One family’s story highlights the tangible—and, occasionally, life-saving—benefits of home weatherization. The Jones family of Waynesboro, Georgia, was struggling to pay their heating and cooling bills. Georgia’s weatherization program funded and arranged an energy audit of the Jones family home to help reduce their energy use. The auditor found a major gas leak and an exposed wire in the family’s attic that was burning insulation and creating smoke. The auditor evacuated the family just before a fire broke out. After repairs, WAP completed its weatherization and the Jones family’s energy bills decreased by an average of $120 a month. You can watch the Jones family tell their story here

WAP services also provide benefits on a larger scale: the Colorado Energy Office recently announced the renovation of mobile homes through its weatherization program. For these home renovations, a WAP service provider in northwest Colorado replaced old propane furnaces with cold-climate-air-source heat pumps, converted propane water heaters to electric-heat-pump water heaters, and updated propane ranges to high-efficiency, electric-induction cooktops.
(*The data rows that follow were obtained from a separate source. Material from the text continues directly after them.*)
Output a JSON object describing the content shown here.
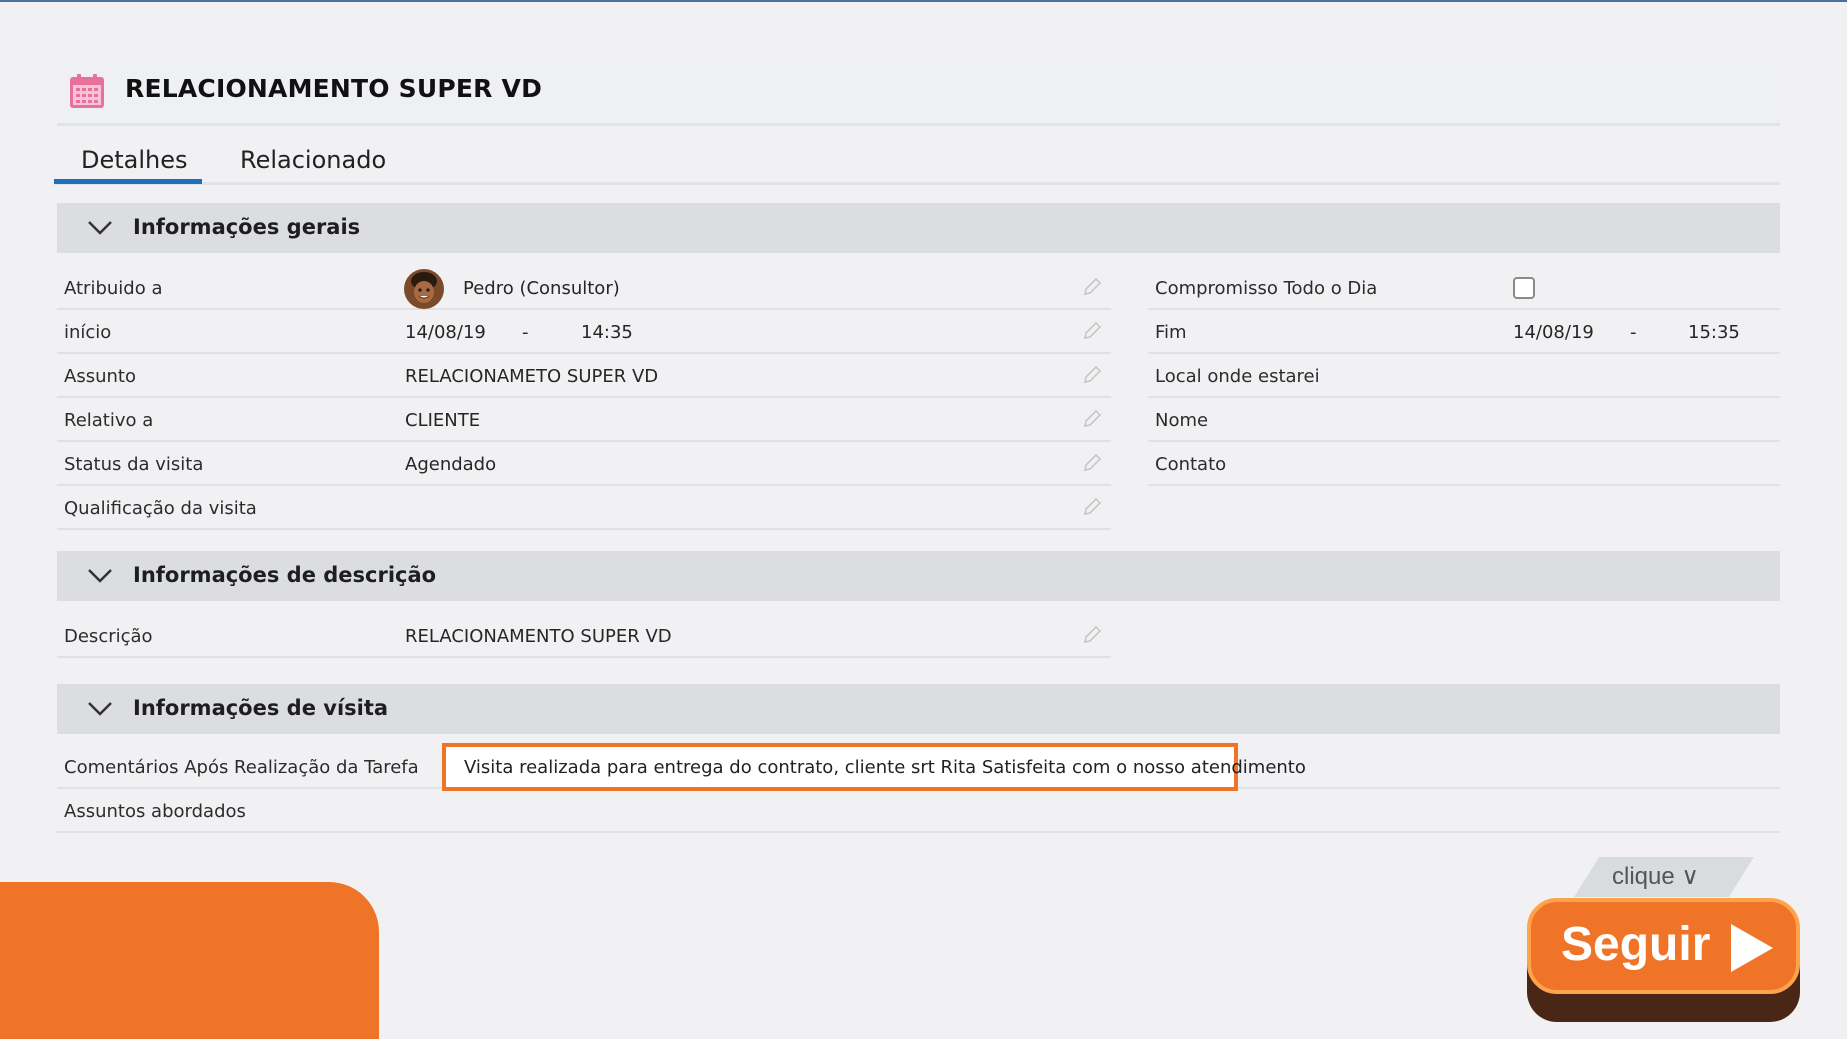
{
  "header": {
    "title": "RELACIONAMENTO SUPER VD",
    "icon": "calendar-icon",
    "icon_color": "#e8709a"
  },
  "tabs": [
    {
      "label": "Detalhes",
      "active": true
    },
    {
      "label": "Relacionado",
      "active": false
    }
  ],
  "sections": {
    "general": {
      "title": "Informações gerais",
      "left_rows": [
        {
          "label": "Atribuido a",
          "value": "Pedro (Consultor)"
        },
        {
          "label": "início",
          "date": "14/08/19",
          "sep": "-",
          "time": "14:35"
        },
        {
          "label": "Assunto",
          "value": "RELACIONAMETO SUPER VD"
        },
        {
          "label": "Relativo a",
          "value": "CLIENTE"
        },
        {
          "label": "Status da visita",
          "value": "Agendado"
        },
        {
          "label": "Qualificação da visita",
          "value": ""
        }
      ],
      "right_rows": [
        {
          "label": "Compromisso Todo o Dia",
          "checked": false
        },
        {
          "label": "Fim",
          "date": "14/08/19",
          "sep": "-",
          "time": "15:35"
        },
        {
          "label": "Local onde estarei"
        },
        {
          "label": "Nome"
        },
        {
          "label": "Contato"
        }
      ]
    },
    "description": {
      "title": "Informações de descrição",
      "rows": [
        {
          "label": "Descrição",
          "value": "RELACIONAMENTO SUPER VD"
        }
      ]
    },
    "visit": {
      "title": "Informações de vísita",
      "rows": [
        {
          "label": "Comentários Após Realização da Tarefa",
          "value": "Visita realizada para entrega do contrato, cliente srt Rita Satisfeita com o nosso atendimento"
        },
        {
          "label": "Assuntos abordados"
        }
      ]
    }
  },
  "overlay": {
    "hint": "clique ∨",
    "button_label": "Seguir",
    "accent_color": "#f07427"
  }
}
This transition to fully electric homes will significantly reduce energy use, improve health and safety, and enhance the occupants’ overall quality of life.  
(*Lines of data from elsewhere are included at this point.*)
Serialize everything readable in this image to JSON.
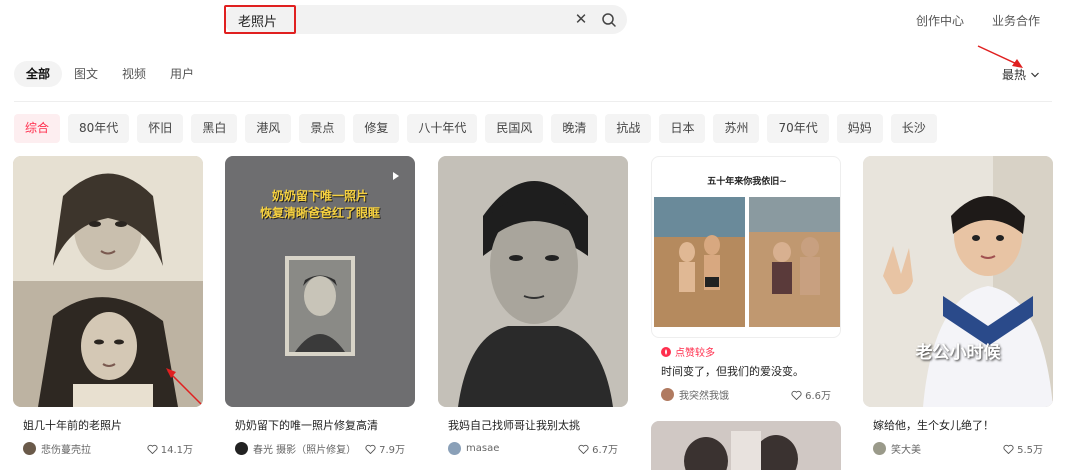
{
  "search": {
    "query": "老照片"
  },
  "topnav": {
    "creator_center": "创作中心",
    "business": "业务合作"
  },
  "tabs": [
    "全部",
    "图文",
    "视频",
    "用户"
  ],
  "sort": {
    "label": "最热"
  },
  "chips": [
    "综合",
    "80年代",
    "怀旧",
    "黑白",
    "港风",
    "景点",
    "修复",
    "八十年代",
    "民国风",
    "晚清",
    "抗战",
    "日本",
    "苏州",
    "70年代",
    "妈妈",
    "长沙"
  ],
  "cards": [
    {
      "title": "姐几十年前的老照片",
      "author": "悲伤蔓壳拉",
      "likes": "14.1万"
    },
    {
      "title": "奶奶留下的唯一照片修复高清",
      "author": "春光 摄影（照片修复）",
      "likes": "7.9万",
      "overlay": "奶奶留下唯一照片\n恢复清晰爸爸红了眼眶"
    },
    {
      "title": "我妈自己找师哥让我别太挑",
      "author": "masae",
      "likes": "6.7万"
    },
    {
      "title": "时间变了，但我们的爱没变。",
      "author": "我突然我饿",
      "likes": "6.6万",
      "badge": "点赞较多",
      "heading": "五十年来你我依旧~"
    },
    {
      "title": "嫁给他，生个女儿绝了！",
      "author": "笑大美",
      "likes": "5.5万",
      "overlay": "老公小时候"
    }
  ],
  "colors": {
    "accent": "#ff2e4d",
    "highlight": "#e02020"
  }
}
WAP has ample potential to extend its services to even more families and communities. While the program benefits tens of thousands of households each year, only about 2% of the 39 million eligible low-income households receive weatherization services under current budget levels. This underscores the need for historic investments in WAP to help cut energy costs for low-income families, reduce energy demand and carbon emissions, and create thousands of good-paying jobs—all of which will boost our economy and ease our transition to a clean energy future.  

The Biden-Harris Administration has laid the groundwork for an historic expansion of the program. The President’s American Jobs Plan, for example, includes a $203 billion investment to “produce, preserve, and retrofit more than two million affordable and sustainable places to live.” The President also supports the passage of the Bipartisan Infrastructure Investment and Jobs Act, which would infuse WAP with $3.5 billion to weatherize more than 700,000 low-income households, and the Build Back Better Act that would invest even more in the program.  

In the years ahead, WAP will play a critical role in achieving the Biden Administration’s unprecedented decarbonization goals, even as it continues to fulfill its long-held mission, established by law, “to increase the energy efficiency of dwellings owned or occupied by low-income persons, reduce their total residential energy expenditures, and improve their health and safety, especially low-income persons who are particularly vulnerable, such as the elderly, the disabled, and children.”  

The success of WAP would not be possible without our amazing staff at DOE, our state and local partners, and thousands of energy efficiency professionals. We are immensely proud of the success WAP has achieved over the last 45 years and look forward to the bright future of the program and the brighter future it can bring to American families.